Some of our research papers are in the form of guidelines, while others are frameworks or principles for how we may review issues.
The cost of capital is the rate of return that investors require to invest in a firm.
Elements of the cost of capital
Investment can be funded with equity capital and / or debt capital. Therefore the cost of capital is a weighted average of the returns on equity and on debt.
The weights represent the relative importance of equity and debt in the regulated firm’s capital structure.
The regulated firm and the cost of capital
Where a regulator sets prices (for businesses with market power), the regulator typically has to specify ‘an allowed cost of capital or rate of return on capital’.
What happens if the cost of capital is set too high/too low?
If the cost of capital is set too high for a regulated firm then profits will be higher than required to ensure appropriate investment occurs and final prices to customers will be too high.
If the cost of capital is set too low investors in the regulated firm may be attracted to other investment opportunities and investment in the regulated firm can decline.

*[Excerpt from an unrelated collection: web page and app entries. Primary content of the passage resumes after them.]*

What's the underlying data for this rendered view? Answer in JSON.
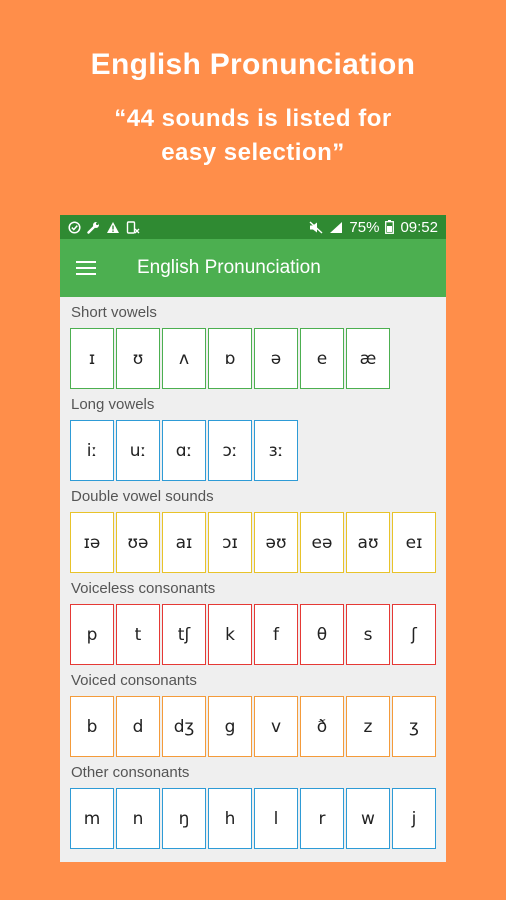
{
  "promo": {
    "title": "English Pronunciation",
    "subtitle_line1": "“44 sounds is listed for",
    "subtitle_line2": "easy selection”"
  },
  "status_bar": {
    "battery": "75%",
    "time": "09:52",
    "left_icons": [
      "check-circle-icon",
      "wrench-icon",
      "warning-icon",
      "device-icon"
    ],
    "right_icons": [
      "mute-icon",
      "signal-icon",
      "battery-icon"
    ]
  },
  "toolbar": {
    "title": "English Pronunciation",
    "menu_icon": "hamburger-menu-icon"
  },
  "colors": {
    "background": "#FF8E4A",
    "toolbar": "#4CAF50",
    "statusbar": "#2F8A32",
    "short_vowels": "#4CAF50",
    "long_vowels": "#2E9BD6",
    "double_vowels": "#E8C32A",
    "voiceless": "#E53935",
    "voiced": "#F49B3A",
    "other": "#2E9BD6"
  },
  "sections": [
    {
      "label": "Short vowels",
      "sounds": [
        "ɪ",
        "ʊ",
        "ʌ",
        "ɒ",
        "ə",
        "e",
        "æ"
      ]
    },
    {
      "label": "Long vowels",
      "sounds": [
        "iː",
        "uː",
        "ɑː",
        "ɔː",
        "ɜː"
      ]
    },
    {
      "label": "Double vowel sounds",
      "sounds": [
        "ɪə",
        "ʊə",
        "aɪ",
        "ɔɪ",
        "əʊ",
        "eə",
        "aʊ",
        "eɪ"
      ]
    },
    {
      "label": "Voiceless consonants",
      "sounds": [
        "p",
        "t",
        "tʃ",
        "k",
        "f",
        "θ",
        "s",
        "ʃ"
      ]
    },
    {
      "label": "Voiced consonants",
      "sounds": [
        "b",
        "d",
        "dʒ",
        "g",
        "v",
        "ð",
        "z",
        "ʒ"
      ]
    },
    {
      "label": "Other consonants",
      "sounds": [
        "m",
        "n",
        "ŋ",
        "h",
        "l",
        "r",
        "w",
        "j"
      ]
    }
  ]
}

The QCA has reviewed its cost of capital methodology for regulated businesses.
As part of this review, the QCA released discussion papers covering various aspects of the cost of capital for public comment. The QCA has released decision papers on the cost of capital related to:
- market parameters – risk-free rate, market risk premium and gamma

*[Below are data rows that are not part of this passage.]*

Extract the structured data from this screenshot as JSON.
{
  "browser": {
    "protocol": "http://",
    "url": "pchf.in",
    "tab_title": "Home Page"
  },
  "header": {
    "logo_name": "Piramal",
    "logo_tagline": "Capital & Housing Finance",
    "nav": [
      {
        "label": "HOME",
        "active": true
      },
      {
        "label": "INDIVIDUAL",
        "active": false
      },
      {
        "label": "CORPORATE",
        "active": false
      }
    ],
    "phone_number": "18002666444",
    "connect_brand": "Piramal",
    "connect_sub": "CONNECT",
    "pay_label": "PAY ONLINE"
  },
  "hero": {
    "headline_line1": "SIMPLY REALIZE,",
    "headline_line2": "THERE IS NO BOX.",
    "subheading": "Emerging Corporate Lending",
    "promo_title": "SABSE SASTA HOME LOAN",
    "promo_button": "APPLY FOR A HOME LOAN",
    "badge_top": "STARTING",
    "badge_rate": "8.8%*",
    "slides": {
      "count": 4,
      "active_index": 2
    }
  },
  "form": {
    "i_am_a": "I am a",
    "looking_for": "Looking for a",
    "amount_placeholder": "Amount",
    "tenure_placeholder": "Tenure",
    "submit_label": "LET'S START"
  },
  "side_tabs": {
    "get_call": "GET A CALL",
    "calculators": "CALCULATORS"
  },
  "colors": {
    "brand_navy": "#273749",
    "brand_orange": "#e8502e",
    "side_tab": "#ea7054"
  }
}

- benchmark cost of debt estimation methodology
- trailing average cost of debt.
Forms of regulation can be thought of as the different types of regulation, or regulatory controls, applied to the regulated firm in setting its allowed revenue or prices.

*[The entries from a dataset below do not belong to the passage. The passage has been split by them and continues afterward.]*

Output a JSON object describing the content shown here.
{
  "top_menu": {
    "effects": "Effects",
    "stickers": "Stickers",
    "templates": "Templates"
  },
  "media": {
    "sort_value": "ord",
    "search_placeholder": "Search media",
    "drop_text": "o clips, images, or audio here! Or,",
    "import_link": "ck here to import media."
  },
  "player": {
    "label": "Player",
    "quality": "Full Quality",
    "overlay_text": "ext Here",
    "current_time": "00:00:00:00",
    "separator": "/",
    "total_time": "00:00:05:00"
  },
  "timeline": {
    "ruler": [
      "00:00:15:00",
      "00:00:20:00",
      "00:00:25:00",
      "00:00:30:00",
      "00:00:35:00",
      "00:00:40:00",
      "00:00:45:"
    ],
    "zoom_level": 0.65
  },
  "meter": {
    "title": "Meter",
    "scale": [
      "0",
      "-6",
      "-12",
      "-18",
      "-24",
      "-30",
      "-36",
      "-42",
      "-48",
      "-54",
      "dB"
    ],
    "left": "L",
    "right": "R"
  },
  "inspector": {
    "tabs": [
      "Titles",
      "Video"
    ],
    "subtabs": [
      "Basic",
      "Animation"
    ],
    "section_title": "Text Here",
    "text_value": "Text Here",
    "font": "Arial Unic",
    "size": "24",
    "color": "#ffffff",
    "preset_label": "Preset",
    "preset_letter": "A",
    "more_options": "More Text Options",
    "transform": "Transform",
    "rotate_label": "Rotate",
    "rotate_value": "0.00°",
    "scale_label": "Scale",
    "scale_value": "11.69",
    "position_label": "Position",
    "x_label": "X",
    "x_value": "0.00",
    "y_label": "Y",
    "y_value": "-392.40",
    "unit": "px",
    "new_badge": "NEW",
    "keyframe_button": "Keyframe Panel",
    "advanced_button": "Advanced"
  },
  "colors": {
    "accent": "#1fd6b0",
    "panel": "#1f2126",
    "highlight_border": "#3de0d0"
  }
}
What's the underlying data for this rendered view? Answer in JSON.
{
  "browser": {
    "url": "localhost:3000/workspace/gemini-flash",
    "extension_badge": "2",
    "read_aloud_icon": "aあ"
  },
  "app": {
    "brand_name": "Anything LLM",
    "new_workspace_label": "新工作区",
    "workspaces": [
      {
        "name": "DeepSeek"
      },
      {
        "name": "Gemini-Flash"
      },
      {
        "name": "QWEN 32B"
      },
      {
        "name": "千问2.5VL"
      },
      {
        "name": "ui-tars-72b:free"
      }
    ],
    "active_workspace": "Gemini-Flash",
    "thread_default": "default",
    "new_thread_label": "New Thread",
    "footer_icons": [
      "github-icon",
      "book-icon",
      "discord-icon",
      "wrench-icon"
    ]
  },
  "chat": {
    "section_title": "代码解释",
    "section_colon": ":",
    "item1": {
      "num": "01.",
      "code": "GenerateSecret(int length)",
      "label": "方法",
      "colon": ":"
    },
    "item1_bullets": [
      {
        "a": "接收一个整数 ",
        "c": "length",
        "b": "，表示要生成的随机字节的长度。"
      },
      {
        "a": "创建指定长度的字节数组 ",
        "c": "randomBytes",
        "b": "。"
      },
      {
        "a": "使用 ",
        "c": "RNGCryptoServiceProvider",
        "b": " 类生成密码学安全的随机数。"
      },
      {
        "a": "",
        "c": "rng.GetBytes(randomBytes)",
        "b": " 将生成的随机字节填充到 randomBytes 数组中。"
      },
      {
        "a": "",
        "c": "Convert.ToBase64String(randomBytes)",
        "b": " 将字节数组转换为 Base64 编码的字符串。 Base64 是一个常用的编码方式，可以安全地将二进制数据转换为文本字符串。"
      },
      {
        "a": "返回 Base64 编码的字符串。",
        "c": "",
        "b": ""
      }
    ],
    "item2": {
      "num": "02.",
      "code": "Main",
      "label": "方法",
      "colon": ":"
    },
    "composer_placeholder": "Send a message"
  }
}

Examples of forms of regulation include:
- price caps
- revenue caps
- average cost pricing
- menu regulation
- ancillary mechanisms, such as cost pass-throughs and unders and overs accounts.
The form of regulation affects incentives for efficient operation and how risk is allocated to regulated firms.
We have investigated the implications of the form of regulation on efficiency, cost forecasts and the risk allocated to regulated firms.
We have developed general pricing principles to apply to regulated monopoly activities.
Pricing principles are used to guide our decisions on the level and structure of prices for the monopoly activities we regulate.
It is important that regulated firms know about the QCA’s broad principles and regulatory processes – certainty about the regulatory context helps the regulated firms and their customers when they make planning and operational decisions.
See our projects for more information on our pricing principles.